What he has done from September onwards lets the world of baseball know that he is for real, and that those two Cy Youngs were no fluke, because there may be more on the way.
If Lincecum has anything to say, that may not be the only hardware he earns. And if he stays this dominant, well Timmy and the Giants may just have a chance.
Cliff Lee's postseason statistics:
6-0 1.44 ERA 54 Ks 6 BBs
You think he likes to pitch in the postseason?
While Cliff Lee has won a Cy Young, and is obviously a great pitcher, he has never been held in the same conversation with the Roy Halladays, or the CCs, the Timmys, or the King Felixs of the world during the regular season.
It is in the postseason that Cliff Lee earns his money and gains his fame?
What he did with the Phillies in the postseason made him a superstar. He was the new Cole Hamels, only better.
He was the only man on the planet, yes, on the planet, that could beat the 2009 New York Yankees in the postseason, multiple times, and make them look like college walk-ons.
With fans and critics alike wondering if he could back that performance up, he delivered two masterful performances in the ALDS, winning two games, against a Cy Young candidate, while compiling 16 innings and only surrendering two earned runs.
Did I mention that one was a complete game, and also the series clincher, in a winner take all scenario?
He is good, he is real good. And as long as a team has Cliff Lee in the playoffs, hope is alive. He is that good.
This was the year of the pitcher, and it is only suitable that the top three spots on this list all go to dominant pitchers. In my opinion, the postseason is the domain of pitchers anyways.
While I will take a good position player over a good pitcher most days in the regular season, there is not a day in the playoffs when I would take a good position player over a good pitcher.
A good pitcher can single-handedly win a series, or at least give a team one heck of a good chance at it. Just look at all the great pitchers who have won games 1 4 and 7, and have gone down in baseball lore as the greatest performers in the game.
And right now, the best to take the mound in Roy Halladay. While his postseason legacy has yet to be completely sculpted, his start is undeniably promising.
To go out and throw a no-hitter in his first-ever postseason start, against a good offense, unheard of. To have thrown a perfect game that very same year, and lead the league in complete games, and complete game shutouts, and innings pitched, spectacular.
His legacy will get tested though, as he has many tough postseason games ahead of him. His next start against Tim Lincecum is being heralded as one of the best postseason pitching matchups ever.
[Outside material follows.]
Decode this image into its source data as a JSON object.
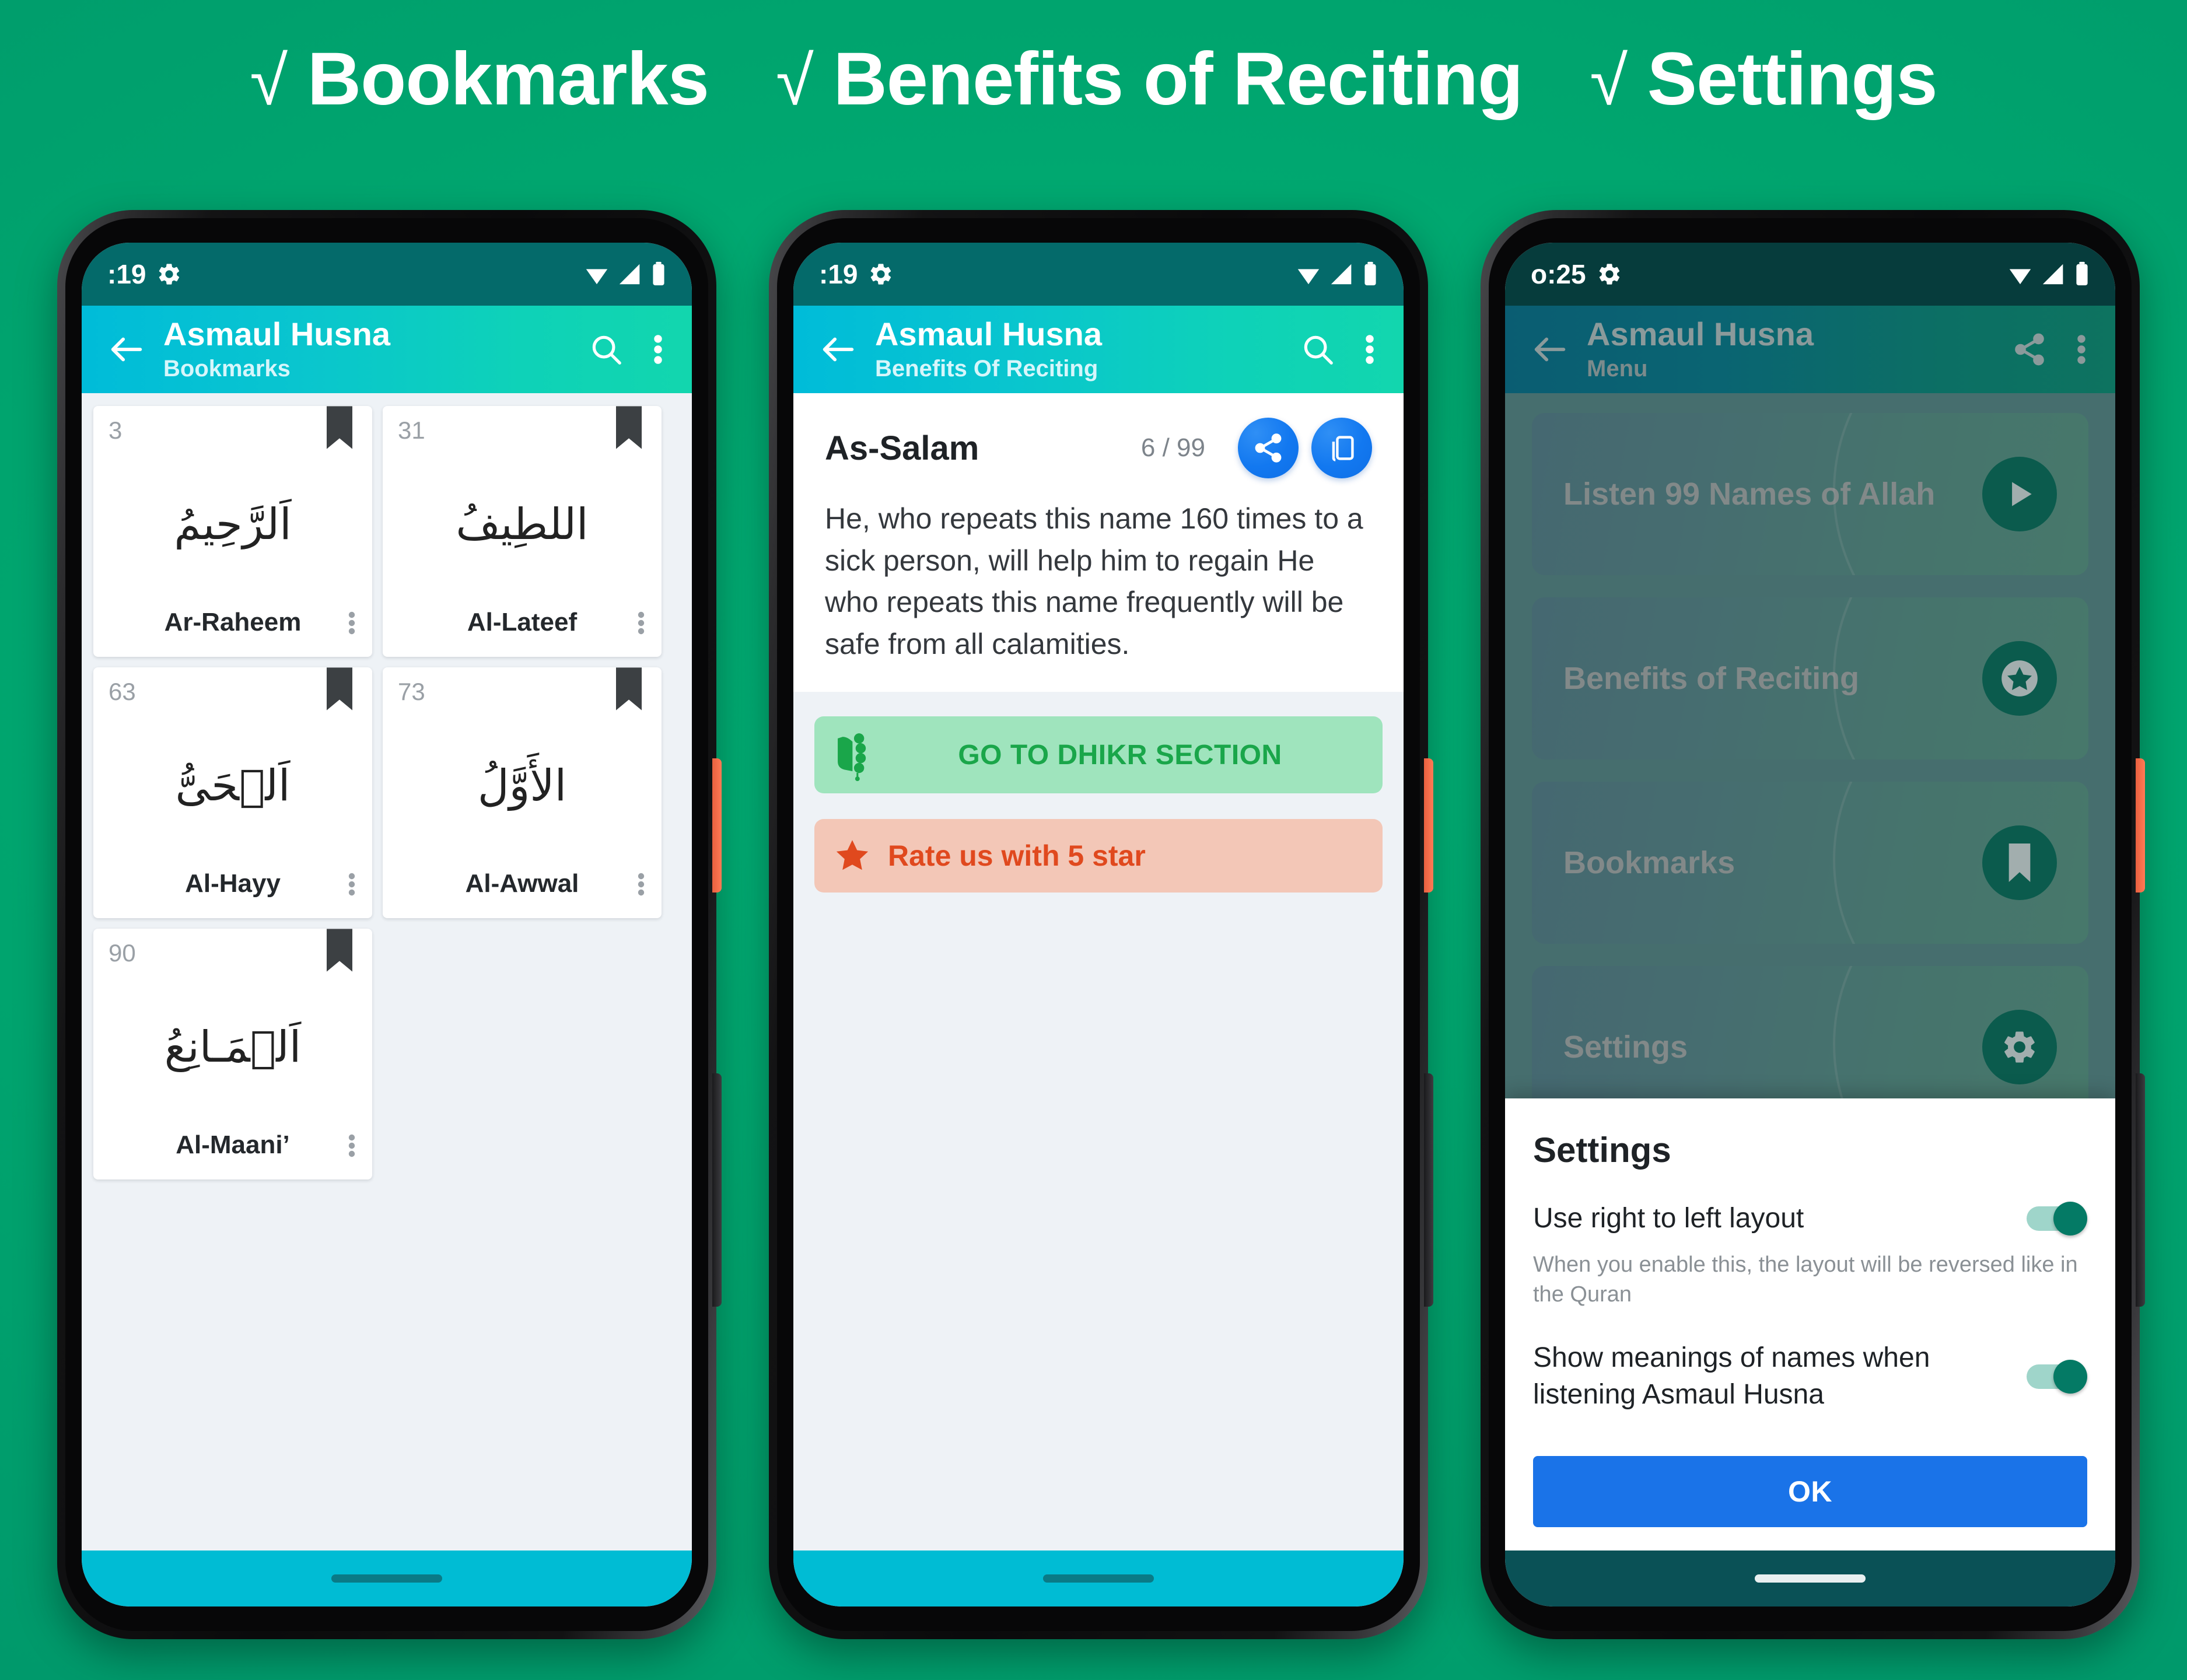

This is only the fifth time in postseason history that Cy Young Award winners will duel, and only the third time that pitchers will face each other where one threw a no hitter and the other a complete Game 2 hitter (or less) in their previous games.
Right now, there is no one else on the planet that the majority of people would take to pitch on their team, and they have good reason. Let's enjoy fans, for this postseason will be one that pitchers will captivate and make their own.
History is being made, don't miss out.